How the platform will be built

Appliances, even simple ones, are complicated to design and manufacture. To reduce the expense and time for OEMs, Ayla has partnered with Broadcom and others to get Ayla-enabled modules to appliance makers, who in turn will pay Ayla a modest upfront fee for lifetime connectivity of each device.

Broadcom will sell the modules to appliance makers, who in turn will pay Ayla a modest upfront fee for lifetime connectivity of each device. Once a customer buys an appliance, it easily will be "seen" by Ayla's app and added to the list of controllable appliances. Ayla's cloud will store user information and usage data, and allow manufactures to push software updates to appliances.

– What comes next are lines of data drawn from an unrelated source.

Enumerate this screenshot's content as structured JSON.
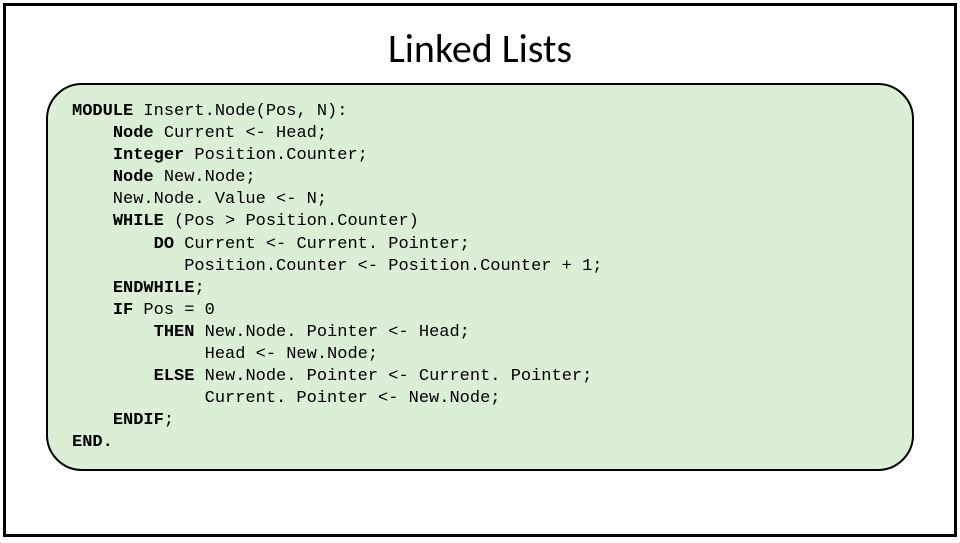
{
  "title": "Linked Lists",
  "code": {
    "kw_module": "MODULE",
    "t_module": " Insert.Node(Pos, N):",
    "kw_node1": "Node",
    "t_node1": " Current <- Head;",
    "kw_integer": "Integer",
    "t_integer": " Position.Counter;",
    "kw_node2": "Node",
    "t_node2": " New.Node;",
    "t_assign1": "    New.Node. Value <- N;",
    "kw_while": "WHILE",
    "t_while": " (Pos > Position.Counter)",
    "kw_do": "DO",
    "t_do": " Current <- Current. Pointer;",
    "t_poscnt": "           Position.Counter <- Position.Counter + 1;",
    "kw_endwhile": "ENDWHILE",
    "t_endwhile": ";",
    "kw_if": "IF",
    "t_if": " Pos = 0",
    "kw_then": "THEN",
    "t_then": " New.Node. Pointer <- Head;",
    "t_head": "             Head <- New.Node;",
    "kw_else": "ELSE",
    "t_else": " New.Node. Pointer <- Current. Pointer;",
    "t_curr": "             Current. Pointer <- New.Node;",
    "kw_endif": "ENDIF",
    "t_endif": ";",
    "kw_end": "END."
  }
}
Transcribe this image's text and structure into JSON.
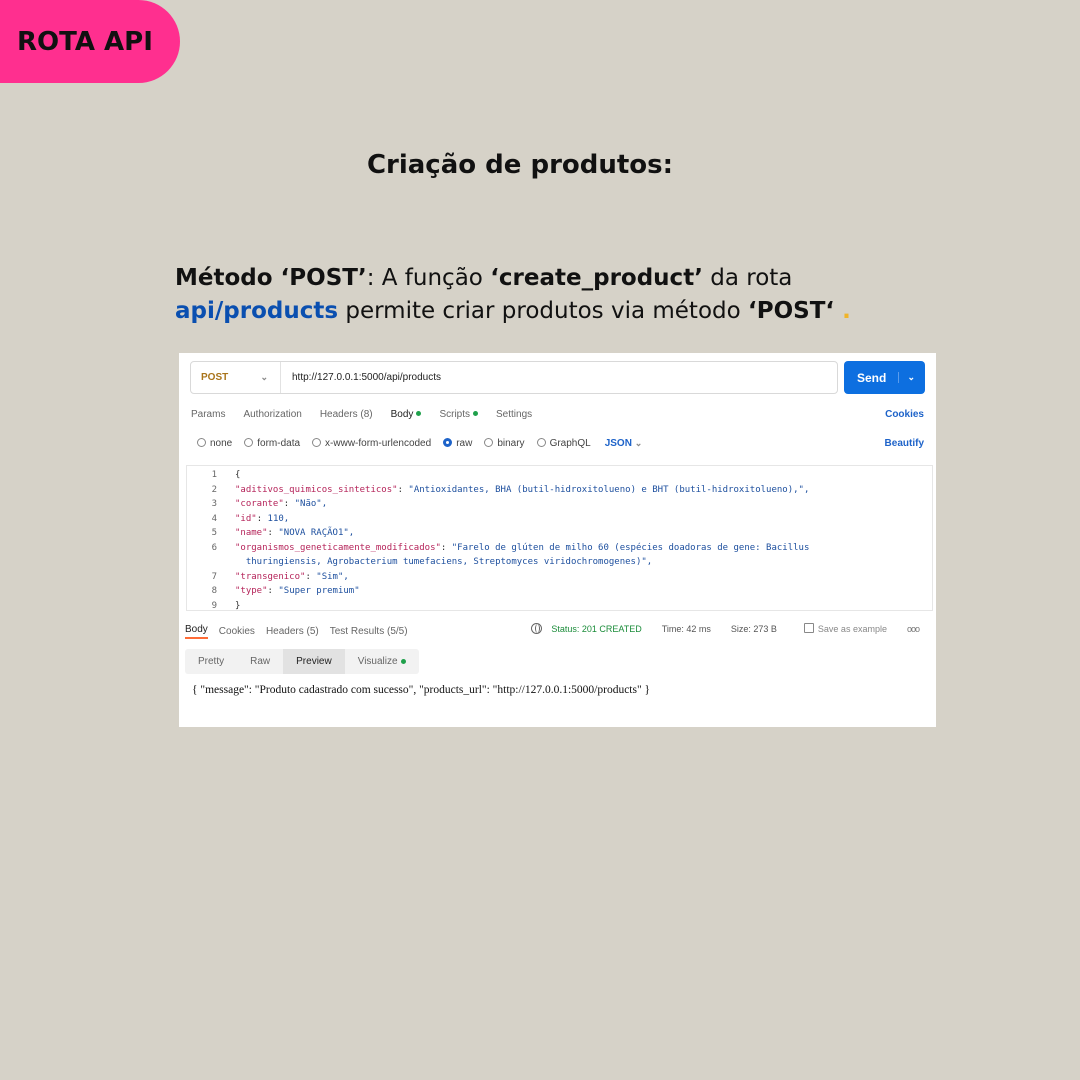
{
  "badge": "ROTA API",
  "title": "Criação de produtos:",
  "description": {
    "method_label": "Método ‘POST’",
    "text1": ": A função ",
    "function_name": "‘create_product’",
    "text2": " da rota ",
    "route": "api/products",
    "text3": " permite criar produtos via método ",
    "method_again": "‘POST‘",
    "dot": " ."
  },
  "request": {
    "method": "POST",
    "url": "http://127.0.0.1:5000/api/products",
    "send_label": "Send"
  },
  "tabs": [
    "Params",
    "Authorization",
    "Headers (8)",
    "Body",
    "Scripts",
    "Settings"
  ],
  "cookies_label": "Cookies",
  "body_types": [
    "none",
    "form-data",
    "x-www-form-urlencoded",
    "raw",
    "binary",
    "GraphQL"
  ],
  "json_label": "JSON",
  "beautify_label": "Beautify",
  "code_lines": [
    {
      "n": "1",
      "t": "{"
    },
    {
      "n": "2",
      "k": "\"aditivos_quimicos_sinteticos\"",
      "v": "\"Antioxidantes, BHA (butil-hidroxitolueno) e BHT (butil-hidroxitolueno),\","
    },
    {
      "n": "3",
      "k": "\"corante\"",
      "v": "\"Não\","
    },
    {
      "n": "4",
      "k": "\"id\"",
      "v": "110,"
    },
    {
      "n": "5",
      "k": "\"name\"",
      "v": "\"NOVA RAÇÃO1\","
    },
    {
      "n": "6",
      "k": "\"organismos_geneticamente_modificados\"",
      "v": "\"Farelo de glúten de milho 60 (espécies doadoras de gene: Bacillus"
    },
    {
      "n": "",
      "t": "  thuringiensis, Agrobacterium tumefaciens, Streptomyces viridochromogenes)\","
    },
    {
      "n": "7",
      "k": "\"transgenico\"",
      "v": "\"Sim\","
    },
    {
      "n": "8",
      "k": "\"type\"",
      "v": "\"Super premium\""
    },
    {
      "n": "9",
      "t": "}"
    }
  ],
  "response": {
    "tabs": [
      "Body",
      "Cookies",
      "Headers (5)",
      "Test Results (5/5)"
    ],
    "status": "Status: 201 CREATED",
    "time": "Time: 42 ms",
    "size": "Size: 273 B",
    "save_label": "Save as example",
    "more": "ooo",
    "views": [
      "Pretty",
      "Raw",
      "Preview",
      "Visualize"
    ],
    "result": "{ \"message\": \"Produto cadastrado com sucesso\", \"products_url\": \"http://127.0.0.1:5000/products\" }"
  }
}
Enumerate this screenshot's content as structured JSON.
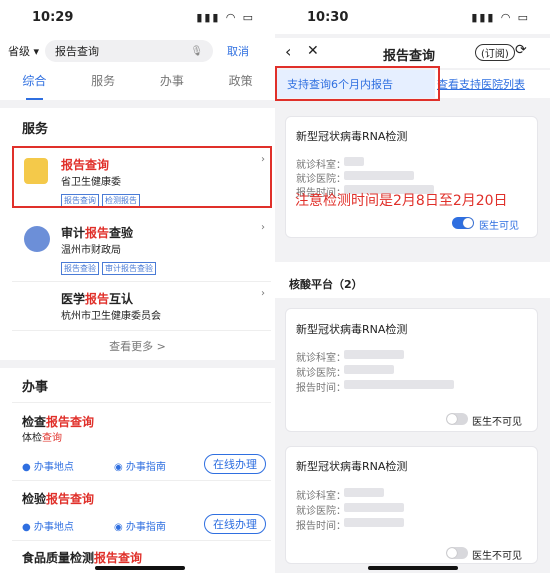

Friedman says he expects 50 percent to 70 percent of the existing IoT market, which depends on subscription fees, to simply "disappear" as a result of this lifetime connection fee model.

Friedman says the platform will work with any module-enabled device, allowing for a user experience as seamless as the iPhone with iTunes, or the Kindle with the Amazon bookstore (incidentally, Ayla founder Adrian Caceres helped develop the Kindle).

"We are at the beginning of a major evolutionary step for the Internet," said Friedman. "We have built a platform that eliminates the hurdles involved in building great connected devices and bringing them to market."

If this sounds like a bit of hype, I'll admit to having some doubts myself. For starters, with all the different types of consumer appliances out there, I wonder if one platform really can create a "seamless" experience, especially when the appliances in question were never designed to be connected to begin with.

Experience seems to tell us that seamless experiences are achieved by designing from the ground up, not cobbled together existing parts. That's why the iPhone, Kindle and Nest thermostat are such a joy to use, and have been so popular.

On the other hand, Ayla is coming at the problem from a different angle. Friedman believes the platform will unleash innovation by freeing manufacturers from the burdens of worrying about coding for the cloud, or designing networking, security or connectivity protocols.

This, in turn, will allow manufactures to get creative in designing energy- and water-saving products. Over time, it could allow new products to be designed that truly take advantage of all the communication and data gathering potential of the Internet of Things.

[Editor's note: This article has been updated to clarify Ayla's specialization in software design and a partnership with Broadcom. An incorrect reference to Nest charging a monthly service fee has been removed.]